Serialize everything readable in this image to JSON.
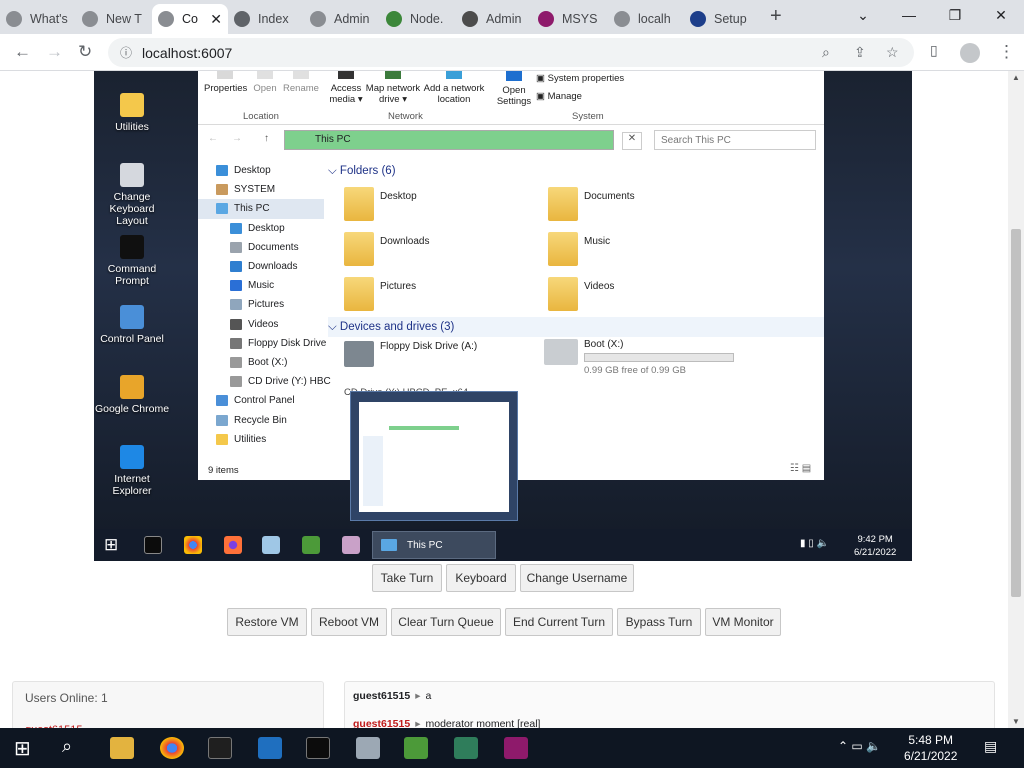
{
  "browser": {
    "tabs": [
      {
        "title": "What's",
        "color": "#8a8d92"
      },
      {
        "title": "New T",
        "color": "#8a8d92"
      },
      {
        "title": "Co",
        "color": "#8a8d92",
        "active": true
      },
      {
        "title": "Index",
        "color": "#5f6368"
      },
      {
        "title": "Admin",
        "color": "#8a8d92"
      },
      {
        "title": "Node.",
        "color": "#3c873a"
      },
      {
        "title": "Admin",
        "color": "#4c4c4c"
      },
      {
        "title": "MSYS",
        "color": "#8e1a6b"
      },
      {
        "title": "localh",
        "color": "#8a8d92"
      },
      {
        "title": "Setup",
        "color": "#1d3e8a"
      }
    ],
    "new_tab": "+",
    "url": "localhost:6007"
  },
  "vm": {
    "desktop_icons": [
      {
        "label": "Utilities",
        "color": "#f4c84b"
      },
      {
        "label": "Change Keyboard Layout",
        "color": "#d5d8de"
      },
      {
        "label": "Command Prompt",
        "color": "#101010"
      },
      {
        "label": "Control Panel",
        "color": "#4a8fd8"
      },
      {
        "label": "Google Chrome",
        "color": "#e8a52a"
      },
      {
        "label": "Internet Explorer",
        "color": "#1e88e5"
      }
    ],
    "explorer": {
      "ribbon": {
        "properties": "Properties",
        "open": "Open",
        "rename": "Rename",
        "access_media": "Access media ▾",
        "map_network_drive": "Map network drive ▾",
        "add_network_location": "Add a network location",
        "open_settings": "Open Settings",
        "system_properties": "System properties",
        "manage": "Manage",
        "groups": [
          "Location",
          "Network",
          "System"
        ]
      },
      "path": "This PC",
      "search_placeholder": "Search This PC",
      "nav_items": [
        {
          "label": "Desktop",
          "indent": 0,
          "color": "#3b8fd9"
        },
        {
          "label": "SYSTEM",
          "indent": 0,
          "color": "#c99a5e"
        },
        {
          "label": "This PC",
          "indent": 0,
          "color": "#5aa7e3",
          "selected": true
        },
        {
          "label": "Desktop",
          "indent": 1,
          "color": "#3b8fd9"
        },
        {
          "label": "Documents",
          "indent": 1,
          "color": "#9aa3ad"
        },
        {
          "label": "Downloads",
          "indent": 1,
          "color": "#2f7fd0"
        },
        {
          "label": "Music",
          "indent": 1,
          "color": "#2a6fd6"
        },
        {
          "label": "Pictures",
          "indent": 1,
          "color": "#8fa6bd"
        },
        {
          "label": "Videos",
          "indent": 1,
          "color": "#555"
        },
        {
          "label": "Floppy Disk Drive",
          "indent": 1,
          "color": "#777"
        },
        {
          "label": "Boot (X:)",
          "indent": 1,
          "color": "#999"
        },
        {
          "label": "CD Drive (Y:) HBC",
          "indent": 1,
          "color": "#999"
        },
        {
          "label": "Control Panel",
          "indent": 0,
          "color": "#4a8fd8"
        },
        {
          "label": "Recycle Bin",
          "indent": 0,
          "color": "#7ba7cf"
        },
        {
          "label": "Utilities",
          "indent": 0,
          "color": "#f4c84b"
        }
      ],
      "folders_header": "Folders (6)",
      "folders": [
        "Desktop",
        "Documents",
        "Downloads",
        "Music",
        "Pictures",
        "Videos"
      ],
      "devices_header": "Devices and drives (3)",
      "floppy": "Floppy Disk Drive (A:)",
      "boot_drive": {
        "name": "Boot (X:)",
        "free_text": "0.99 GB free of 0.99 GB",
        "used_fraction": 0.0
      },
      "cd_drive": "CD Drive (Y:) HBCD_PE_x64",
      "status": "9 items"
    },
    "taskbar": {
      "active_window": "This PC",
      "time": "9:42 PM",
      "date": "6/21/2022"
    }
  },
  "controls": {
    "row1": [
      "Take Turn",
      "Keyboard",
      "Change Username"
    ],
    "row2": [
      "Restore VM",
      "Reboot VM",
      "Clear Turn Queue",
      "End Current Turn",
      "Bypass Turn",
      "VM Monitor"
    ]
  },
  "users_panel": {
    "title": "Users Online: 1",
    "user": "guest61515"
  },
  "chat": [
    {
      "user": "guest61515",
      "sep": "▸",
      "message": "a",
      "color": "#202124"
    },
    {
      "user": "guest61515",
      "sep": "▸",
      "message": "moderator moment [real]",
      "color": "#c01c1c"
    }
  ],
  "host_taskbar": {
    "time": "5:48 PM",
    "date": "6/21/2022"
  }
}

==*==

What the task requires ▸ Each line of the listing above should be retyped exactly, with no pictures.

Answer for the task ▸
Serialize everything readable in this image to JSON.
{
  "browser": {
    "tabs": [
      {
        "title": "What's",
        "color": "#8a8d92"
      },
      {
        "title": "New T",
        "color": "#8a8d92"
      },
      {
        "title": "Co",
        "color": "#8a8d92",
        "active": true
      },
      {
        "title": "Index",
        "color": "#5f6368"
      },
      {
        "title": "Admin",
        "color": "#8a8d92"
      },
      {
        "title": "Node.",
        "color": "#3c873a"
      },
      {
        "title": "Admin",
        "color": "#4c4c4c"
      },
      {
        "title": "MSYS",
        "color": "#8e1a6b"
      },
      {
        "title": "localh",
        "color": "#8a8d92"
      },
      {
        "title": "Setup",
        "color": "#1d3e8a"
      }
    ],
    "new_tab": "+",
    "url": "localhost:6007"
  },
  "vm": {
    "desktop_icons": [
      {
        "label": "Utilities",
        "color": "#f4c84b"
      },
      {
        "label": "Change Keyboard Layout",
        "color": "#d5d8de"
      },
      {
        "label": "Command Prompt",
        "color": "#101010"
      },
      {
        "label": "Control Panel",
        "color": "#4a8fd8"
      },
      {
        "label": "Google Chrome",
        "color": "#e8a52a"
      },
      {
        "label": "Internet Explorer",
        "color": "#1e88e5"
      }
    ],
    "explorer": {
      "ribbon": {
        "properties": "Properties",
        "open": "Open",
        "rename": "Rename",
        "access_media": "Access media ▾",
        "map_network_drive": "Map network drive ▾",
        "add_network_location": "Add a network location",
        "open_settings": "Open Settings",
        "system_properties": "System properties",
        "manage": "Manage",
        "groups": [
          "Location",
          "Network",
          "System"
        ]
      },
      "path": "This PC",
      "search_placeholder": "Search This PC",
      "nav_items": [
        {
          "label": "Desktop",
          "indent": 0,
          "color": "#3b8fd9"
        },
        {
          "label": "SYSTEM",
          "indent": 0,
          "color": "#c99a5e"
        },
        {
          "label": "This PC",
          "indent": 0,
          "color": "#5aa7e3",
          "selected": true
        },
        {
          "label": "Desktop",
          "indent": 1,
          "color": "#3b8fd9"
        },
        {
          "label": "Documents",
          "indent": 1,
          "color": "#9aa3ad"
        },
        {
          "label": "Downloads",
          "indent": 1,
          "color": "#2f7fd0"
        },
        {
          "label": "Music",
          "indent": 1,
          "color": "#2a6fd6"
        },
        {
          "label": "Pictures",
          "indent": 1,
          "color": "#8fa6bd"
        },
        {
          "label": "Videos",
          "indent": 1,
          "color": "#555"
        },
        {
          "label": "Floppy Disk Drive",
          "indent": 1,
          "color": "#777"
        },
        {
          "label": "Boot (X:)",
          "indent": 1,
          "color": "#999"
        },
        {
          "label": "CD Drive (Y:) HBC",
          "indent": 1,
          "color": "#999"
        },
        {
          "label": "Control Panel",
          "indent": 0,
          "color": "#4a8fd8"
        },
        {
          "label": "Recycle Bin",
          "indent": 0,
          "color": "#7ba7cf"
        },
        {
          "label": "Utilities",
          "indent": 0,
          "color": "#f4c84b"
        }
      ],
      "folders_header": "Folders (6)",
      "folders": [
        "Desktop",
        "Documents",
        "Downloads",
        "Music",
        "Pictures",
        "Videos"
      ],
      "devices_header": "Devices and drives (3)",
      "floppy": "Floppy Disk Drive (A:)",
      "boot_drive": {
        "name": "Boot (X:)",
        "free_text": "0.99 GB free of 0.99 GB",
        "used_fraction": 0.0
      },
      "cd_drive": "CD Drive (Y:) HBCD_PE_x64",
      "status": "9 items"
    },
    "taskbar": {
      "active_window": "This PC",
      "time": "9:42 PM",
      "date": "6/21/2022"
    }
  },
  "controls": {
    "row1": [
      "Take Turn",
      "Keyboard",
      "Change Username"
    ],
    "row2": [
      "Restore VM",
      "Reboot VM",
      "Clear Turn Queue",
      "End Current Turn",
      "Bypass Turn",
      "VM Monitor"
    ]
  },
  "users_panel": {
    "title": "Users Online: 1",
    "user": "guest61515"
  },
  "chat": [
    {
      "user": "guest61515",
      "sep": "▸",
      "message": "a",
      "color": "#202124"
    },
    {
      "user": "guest61515",
      "sep": "▸",
      "message": "moderator moment [real]",
      "color": "#c01c1c"
    }
  ],
  "host_taskbar": {
    "time": "5:48 PM",
    "date": "6/21/2022"
  }
}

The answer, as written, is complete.